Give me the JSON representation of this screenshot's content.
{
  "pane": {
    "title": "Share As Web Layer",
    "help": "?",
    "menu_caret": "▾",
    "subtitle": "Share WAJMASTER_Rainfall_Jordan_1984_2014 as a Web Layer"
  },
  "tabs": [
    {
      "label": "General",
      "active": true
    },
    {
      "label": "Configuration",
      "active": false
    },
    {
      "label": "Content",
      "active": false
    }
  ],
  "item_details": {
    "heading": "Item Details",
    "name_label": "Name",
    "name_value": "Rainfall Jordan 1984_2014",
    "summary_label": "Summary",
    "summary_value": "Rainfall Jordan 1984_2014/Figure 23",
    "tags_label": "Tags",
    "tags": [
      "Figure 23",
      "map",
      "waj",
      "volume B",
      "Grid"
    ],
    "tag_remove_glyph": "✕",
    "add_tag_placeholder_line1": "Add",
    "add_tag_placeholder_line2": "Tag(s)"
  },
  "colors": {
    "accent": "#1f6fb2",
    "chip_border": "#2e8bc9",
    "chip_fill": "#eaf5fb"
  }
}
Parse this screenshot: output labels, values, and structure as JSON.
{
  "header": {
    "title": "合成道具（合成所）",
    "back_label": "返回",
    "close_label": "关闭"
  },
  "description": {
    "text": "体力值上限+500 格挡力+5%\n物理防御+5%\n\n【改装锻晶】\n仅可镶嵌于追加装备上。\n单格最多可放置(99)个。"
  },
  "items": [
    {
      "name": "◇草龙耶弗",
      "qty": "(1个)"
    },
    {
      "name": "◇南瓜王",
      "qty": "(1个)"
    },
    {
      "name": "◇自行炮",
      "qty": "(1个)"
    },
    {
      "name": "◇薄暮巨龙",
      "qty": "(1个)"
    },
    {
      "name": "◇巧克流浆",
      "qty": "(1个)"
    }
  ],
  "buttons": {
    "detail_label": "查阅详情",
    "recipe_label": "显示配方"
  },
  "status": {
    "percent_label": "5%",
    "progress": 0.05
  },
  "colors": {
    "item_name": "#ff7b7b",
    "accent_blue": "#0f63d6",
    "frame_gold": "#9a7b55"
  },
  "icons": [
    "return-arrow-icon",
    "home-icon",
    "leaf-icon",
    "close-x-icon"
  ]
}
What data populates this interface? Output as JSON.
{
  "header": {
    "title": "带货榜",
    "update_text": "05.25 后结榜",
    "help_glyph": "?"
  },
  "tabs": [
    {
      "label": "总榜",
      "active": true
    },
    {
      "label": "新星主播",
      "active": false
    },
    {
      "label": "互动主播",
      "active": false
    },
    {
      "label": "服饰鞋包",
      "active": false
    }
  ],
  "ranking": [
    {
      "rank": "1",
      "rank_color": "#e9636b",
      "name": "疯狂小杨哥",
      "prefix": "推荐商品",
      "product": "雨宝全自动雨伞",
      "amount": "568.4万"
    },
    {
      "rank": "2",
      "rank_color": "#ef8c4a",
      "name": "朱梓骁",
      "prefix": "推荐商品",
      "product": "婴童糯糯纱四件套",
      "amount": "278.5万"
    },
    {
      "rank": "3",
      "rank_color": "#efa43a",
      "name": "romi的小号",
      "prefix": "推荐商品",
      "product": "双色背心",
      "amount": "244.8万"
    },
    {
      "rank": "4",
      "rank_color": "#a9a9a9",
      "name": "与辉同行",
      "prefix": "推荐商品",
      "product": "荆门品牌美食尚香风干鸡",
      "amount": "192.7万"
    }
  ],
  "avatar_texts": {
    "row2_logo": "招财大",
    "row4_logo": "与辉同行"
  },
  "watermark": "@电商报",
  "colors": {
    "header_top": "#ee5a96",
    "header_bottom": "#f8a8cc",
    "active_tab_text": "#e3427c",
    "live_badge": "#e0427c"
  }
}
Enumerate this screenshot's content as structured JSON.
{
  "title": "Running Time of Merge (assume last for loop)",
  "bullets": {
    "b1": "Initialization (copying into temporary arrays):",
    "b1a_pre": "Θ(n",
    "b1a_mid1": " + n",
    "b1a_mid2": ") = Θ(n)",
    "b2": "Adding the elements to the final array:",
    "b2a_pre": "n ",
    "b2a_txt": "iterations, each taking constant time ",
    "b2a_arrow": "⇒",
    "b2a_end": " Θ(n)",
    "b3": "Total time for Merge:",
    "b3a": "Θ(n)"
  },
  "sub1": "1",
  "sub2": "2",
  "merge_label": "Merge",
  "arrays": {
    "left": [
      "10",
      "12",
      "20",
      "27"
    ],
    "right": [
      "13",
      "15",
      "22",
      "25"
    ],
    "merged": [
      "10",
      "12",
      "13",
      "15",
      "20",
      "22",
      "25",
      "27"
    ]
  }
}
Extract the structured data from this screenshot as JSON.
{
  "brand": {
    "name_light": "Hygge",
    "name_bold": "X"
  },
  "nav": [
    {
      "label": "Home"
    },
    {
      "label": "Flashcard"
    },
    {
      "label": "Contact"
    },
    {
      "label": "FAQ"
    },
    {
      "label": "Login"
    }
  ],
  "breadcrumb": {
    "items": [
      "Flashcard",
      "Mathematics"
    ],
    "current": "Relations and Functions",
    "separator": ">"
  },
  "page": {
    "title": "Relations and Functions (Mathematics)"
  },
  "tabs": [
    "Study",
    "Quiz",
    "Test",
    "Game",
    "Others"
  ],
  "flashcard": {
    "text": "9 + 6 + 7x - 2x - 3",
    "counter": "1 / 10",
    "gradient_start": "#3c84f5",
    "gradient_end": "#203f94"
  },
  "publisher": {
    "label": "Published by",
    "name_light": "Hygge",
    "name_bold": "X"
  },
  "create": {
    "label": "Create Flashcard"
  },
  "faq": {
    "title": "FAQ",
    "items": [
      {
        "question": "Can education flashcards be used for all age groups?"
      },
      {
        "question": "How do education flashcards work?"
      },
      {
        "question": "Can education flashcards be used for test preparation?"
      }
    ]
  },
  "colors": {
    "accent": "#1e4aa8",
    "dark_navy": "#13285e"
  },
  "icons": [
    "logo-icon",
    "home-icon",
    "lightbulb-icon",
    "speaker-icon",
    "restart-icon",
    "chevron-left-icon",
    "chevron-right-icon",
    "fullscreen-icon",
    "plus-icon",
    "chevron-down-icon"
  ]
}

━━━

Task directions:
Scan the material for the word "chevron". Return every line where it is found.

Result of this exercise:
    "chevron-left-icon",
    "chevron-right-icon",
    "chevron-down-icon"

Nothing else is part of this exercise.